At this point there's not a whole lot anyone can say about this milestone horror epic that hasn't been said before a million and one times. This movie has been picked apart by scholars and idiots alike. People have ascribed it a social significance that seems to have been mostly unintentional by the filmmakers and every serious horror fan would have to admit that this film was the starting point of a new era in horror. An era that would be marked with increasingly graphic and horrific elements in film that mirrored our own societal ills quite a bit more relevantly than something like THE BLOB or THE WOLFMAN ever set out to. 70's horror for all practical purposes starts right here and movies that came before, for the large part, instantly seemed quaint and hokey in comparison. I've probably viewed this movie as much as possible without my eyes falling out of my head and it always entertains on some level. From an old cheap-ass VHS tape I had, to MTV's midnight Halloween showings, to this being on almost every cheap-ass horror movie DVD set, this film is inescapable. But that's not necessarily a bad thing. It is due in part to it's public domain status that this film has gained it's legendary reputation.. It changed scary movies form being about giant bugs and martians to being about gore and human monsters. We are the monsters. If there's any more truthful statement than that in horror movies I don't know what it could be. Or as John Carpenter likes to say it's the horror "out there" vs. the horror within all of us. This, along with THE TEXAS CHAIN SAW MASSACRE, are the two films I've seen the most in my life.
The one thing I have noticed, the more times I watch this film, is how my sympathies in this movie have shifted from the Ben character to that of Mr. Cooper. Sure it's easy to like Ben, he's the hero, he seems to do almost everything right and keeps his cool. Cooper on the other hand is almost the stereotypical uptight family man and although it's never explicitly stated we're led to assume that he's probably some kind of a racist as well. The problem is after viewing the movie so many times you realize that Cooper is right about the basement being the safest place and about all the barricades set up not really being strong enough of a defense against all those zombies.
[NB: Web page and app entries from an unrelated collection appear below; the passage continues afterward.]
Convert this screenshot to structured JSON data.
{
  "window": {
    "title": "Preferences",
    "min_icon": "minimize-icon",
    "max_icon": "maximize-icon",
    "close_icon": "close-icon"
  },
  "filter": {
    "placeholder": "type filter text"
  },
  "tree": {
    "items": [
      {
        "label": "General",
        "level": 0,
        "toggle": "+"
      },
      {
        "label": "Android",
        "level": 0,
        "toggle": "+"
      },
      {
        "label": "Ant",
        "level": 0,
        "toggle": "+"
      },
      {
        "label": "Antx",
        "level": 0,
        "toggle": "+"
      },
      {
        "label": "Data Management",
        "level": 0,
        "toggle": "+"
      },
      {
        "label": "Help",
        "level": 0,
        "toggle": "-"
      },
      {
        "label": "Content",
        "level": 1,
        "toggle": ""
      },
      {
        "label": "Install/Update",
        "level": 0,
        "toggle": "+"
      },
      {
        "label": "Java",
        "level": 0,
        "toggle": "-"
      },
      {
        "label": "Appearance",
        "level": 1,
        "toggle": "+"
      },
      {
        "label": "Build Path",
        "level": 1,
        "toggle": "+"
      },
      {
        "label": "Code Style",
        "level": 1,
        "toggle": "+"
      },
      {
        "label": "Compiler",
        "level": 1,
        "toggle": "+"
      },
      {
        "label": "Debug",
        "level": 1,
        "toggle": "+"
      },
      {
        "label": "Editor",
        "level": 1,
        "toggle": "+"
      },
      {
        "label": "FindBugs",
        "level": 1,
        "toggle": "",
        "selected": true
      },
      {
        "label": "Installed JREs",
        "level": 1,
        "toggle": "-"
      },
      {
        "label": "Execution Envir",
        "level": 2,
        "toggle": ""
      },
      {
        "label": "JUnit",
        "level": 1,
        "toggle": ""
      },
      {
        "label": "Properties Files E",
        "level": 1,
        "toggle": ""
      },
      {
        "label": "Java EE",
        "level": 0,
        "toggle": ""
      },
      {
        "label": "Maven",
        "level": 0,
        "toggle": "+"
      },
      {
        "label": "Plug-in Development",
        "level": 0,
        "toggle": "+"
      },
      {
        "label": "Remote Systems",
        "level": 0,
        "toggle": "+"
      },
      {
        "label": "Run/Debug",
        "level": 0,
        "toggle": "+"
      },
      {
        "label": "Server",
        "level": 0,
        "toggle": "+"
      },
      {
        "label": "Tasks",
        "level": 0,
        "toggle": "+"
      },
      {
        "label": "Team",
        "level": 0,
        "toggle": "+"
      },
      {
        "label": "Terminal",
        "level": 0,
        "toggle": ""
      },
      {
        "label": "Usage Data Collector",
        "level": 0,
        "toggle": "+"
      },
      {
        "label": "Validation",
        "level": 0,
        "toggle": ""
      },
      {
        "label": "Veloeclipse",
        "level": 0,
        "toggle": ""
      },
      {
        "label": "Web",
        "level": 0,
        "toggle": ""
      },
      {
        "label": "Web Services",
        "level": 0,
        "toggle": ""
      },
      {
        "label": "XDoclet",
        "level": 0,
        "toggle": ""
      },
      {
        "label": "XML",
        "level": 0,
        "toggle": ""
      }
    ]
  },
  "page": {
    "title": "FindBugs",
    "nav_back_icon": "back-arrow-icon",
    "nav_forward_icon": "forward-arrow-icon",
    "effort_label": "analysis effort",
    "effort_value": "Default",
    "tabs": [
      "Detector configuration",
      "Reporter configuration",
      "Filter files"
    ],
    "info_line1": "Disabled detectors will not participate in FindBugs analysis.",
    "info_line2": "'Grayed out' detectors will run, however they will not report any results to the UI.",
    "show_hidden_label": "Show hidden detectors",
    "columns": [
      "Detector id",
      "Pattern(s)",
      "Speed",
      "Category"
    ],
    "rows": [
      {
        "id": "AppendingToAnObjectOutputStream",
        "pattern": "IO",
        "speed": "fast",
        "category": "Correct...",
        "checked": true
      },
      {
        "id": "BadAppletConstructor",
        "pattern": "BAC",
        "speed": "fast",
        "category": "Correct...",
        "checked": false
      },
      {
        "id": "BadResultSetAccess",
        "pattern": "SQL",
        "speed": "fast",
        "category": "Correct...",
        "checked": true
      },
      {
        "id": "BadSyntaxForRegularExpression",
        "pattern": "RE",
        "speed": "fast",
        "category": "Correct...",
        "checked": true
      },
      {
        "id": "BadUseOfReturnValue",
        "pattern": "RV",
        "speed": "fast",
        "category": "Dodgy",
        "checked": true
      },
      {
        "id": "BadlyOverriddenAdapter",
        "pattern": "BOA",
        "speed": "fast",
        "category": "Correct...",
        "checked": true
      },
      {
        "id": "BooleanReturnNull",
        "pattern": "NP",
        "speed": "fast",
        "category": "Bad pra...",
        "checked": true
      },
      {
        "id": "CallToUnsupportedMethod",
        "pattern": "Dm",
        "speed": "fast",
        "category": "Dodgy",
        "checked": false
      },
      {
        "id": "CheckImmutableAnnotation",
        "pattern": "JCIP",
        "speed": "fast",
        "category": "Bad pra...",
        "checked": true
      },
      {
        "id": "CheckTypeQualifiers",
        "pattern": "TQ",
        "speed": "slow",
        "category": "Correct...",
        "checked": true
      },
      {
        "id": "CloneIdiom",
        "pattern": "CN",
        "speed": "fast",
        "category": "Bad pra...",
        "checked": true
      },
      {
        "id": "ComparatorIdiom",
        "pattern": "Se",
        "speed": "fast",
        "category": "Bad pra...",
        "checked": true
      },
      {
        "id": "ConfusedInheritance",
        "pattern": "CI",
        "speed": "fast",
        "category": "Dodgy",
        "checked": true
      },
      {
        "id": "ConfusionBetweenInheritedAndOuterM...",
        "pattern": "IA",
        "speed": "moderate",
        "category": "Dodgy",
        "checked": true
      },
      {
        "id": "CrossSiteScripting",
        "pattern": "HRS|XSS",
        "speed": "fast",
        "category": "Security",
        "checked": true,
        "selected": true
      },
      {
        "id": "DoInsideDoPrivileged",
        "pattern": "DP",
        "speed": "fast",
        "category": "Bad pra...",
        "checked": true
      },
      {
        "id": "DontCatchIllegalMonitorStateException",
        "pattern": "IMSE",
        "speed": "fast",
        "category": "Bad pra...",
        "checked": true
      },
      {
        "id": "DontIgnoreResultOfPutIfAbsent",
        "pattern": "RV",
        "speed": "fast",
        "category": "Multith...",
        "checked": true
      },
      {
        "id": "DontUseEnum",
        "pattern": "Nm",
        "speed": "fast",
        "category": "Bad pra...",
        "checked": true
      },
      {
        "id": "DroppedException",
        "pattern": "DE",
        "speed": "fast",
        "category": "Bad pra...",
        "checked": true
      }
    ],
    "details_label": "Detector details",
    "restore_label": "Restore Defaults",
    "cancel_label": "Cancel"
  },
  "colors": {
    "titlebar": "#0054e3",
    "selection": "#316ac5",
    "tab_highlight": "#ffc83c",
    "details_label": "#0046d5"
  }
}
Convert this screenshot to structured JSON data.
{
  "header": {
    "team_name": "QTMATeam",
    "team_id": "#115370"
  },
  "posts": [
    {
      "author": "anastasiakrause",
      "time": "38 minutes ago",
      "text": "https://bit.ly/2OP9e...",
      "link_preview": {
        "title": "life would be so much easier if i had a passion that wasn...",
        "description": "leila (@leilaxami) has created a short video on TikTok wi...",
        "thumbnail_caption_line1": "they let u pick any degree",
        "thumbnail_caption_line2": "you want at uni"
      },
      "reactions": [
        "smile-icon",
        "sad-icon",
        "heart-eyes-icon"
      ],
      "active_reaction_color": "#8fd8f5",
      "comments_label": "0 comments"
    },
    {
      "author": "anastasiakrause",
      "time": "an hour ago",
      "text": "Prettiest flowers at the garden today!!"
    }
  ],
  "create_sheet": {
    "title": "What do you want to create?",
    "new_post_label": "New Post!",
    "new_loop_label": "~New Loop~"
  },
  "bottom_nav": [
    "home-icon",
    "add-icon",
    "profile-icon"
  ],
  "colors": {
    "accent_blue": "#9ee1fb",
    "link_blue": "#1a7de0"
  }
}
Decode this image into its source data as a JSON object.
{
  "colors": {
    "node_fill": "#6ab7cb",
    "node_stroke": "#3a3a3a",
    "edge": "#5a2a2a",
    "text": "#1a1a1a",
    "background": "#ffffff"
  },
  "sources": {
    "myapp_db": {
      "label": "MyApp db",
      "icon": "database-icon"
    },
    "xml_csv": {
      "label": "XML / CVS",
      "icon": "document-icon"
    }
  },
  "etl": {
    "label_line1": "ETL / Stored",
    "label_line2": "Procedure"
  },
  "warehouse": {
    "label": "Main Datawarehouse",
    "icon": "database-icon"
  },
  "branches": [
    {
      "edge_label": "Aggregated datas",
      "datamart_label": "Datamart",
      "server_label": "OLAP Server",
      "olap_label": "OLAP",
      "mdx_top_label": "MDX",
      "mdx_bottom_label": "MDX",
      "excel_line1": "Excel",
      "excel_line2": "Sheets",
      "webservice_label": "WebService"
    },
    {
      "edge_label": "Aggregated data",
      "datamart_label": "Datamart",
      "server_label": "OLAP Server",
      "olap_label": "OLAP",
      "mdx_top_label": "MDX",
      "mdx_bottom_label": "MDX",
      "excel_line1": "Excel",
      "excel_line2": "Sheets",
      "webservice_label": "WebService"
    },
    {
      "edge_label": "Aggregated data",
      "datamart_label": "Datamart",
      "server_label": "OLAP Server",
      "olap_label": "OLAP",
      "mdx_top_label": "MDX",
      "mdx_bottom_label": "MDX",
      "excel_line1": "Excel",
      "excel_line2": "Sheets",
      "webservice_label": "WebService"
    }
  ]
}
The way I figure it, if they just listened to him in the first place everyone would have been way better off. Maybe if he wasn't such a nervous, sweaty balding man he would have gotten the respect he deserved. Of course this would not have made quite as entertaining a movie and I suppose we have Ben to thank for this film going on to influence every zombie film made after it. Of course I'm also looking at the film from 2013 and not 1968 which I think would skew my view quite a bit taken out of the social/racial-context that it was created in.
This spawned 2 different series of films including Romero's Dead trilogy and writer John Russo's way goofier RETURN OF THE LIVING DEAD series. This was officially remade in 1990 by Tom Savini but also served as the blueprint for just about every zombie movie made after it.
Update 10/25/13: I saw this as part of a Rifftrax show recently and while they could riff on some of the goofy old-timey elements and dubious acting of some of the cast here and there, even these goofballs couldn't do much to elevate the depressing ending and note of doom that this classic wraps up on.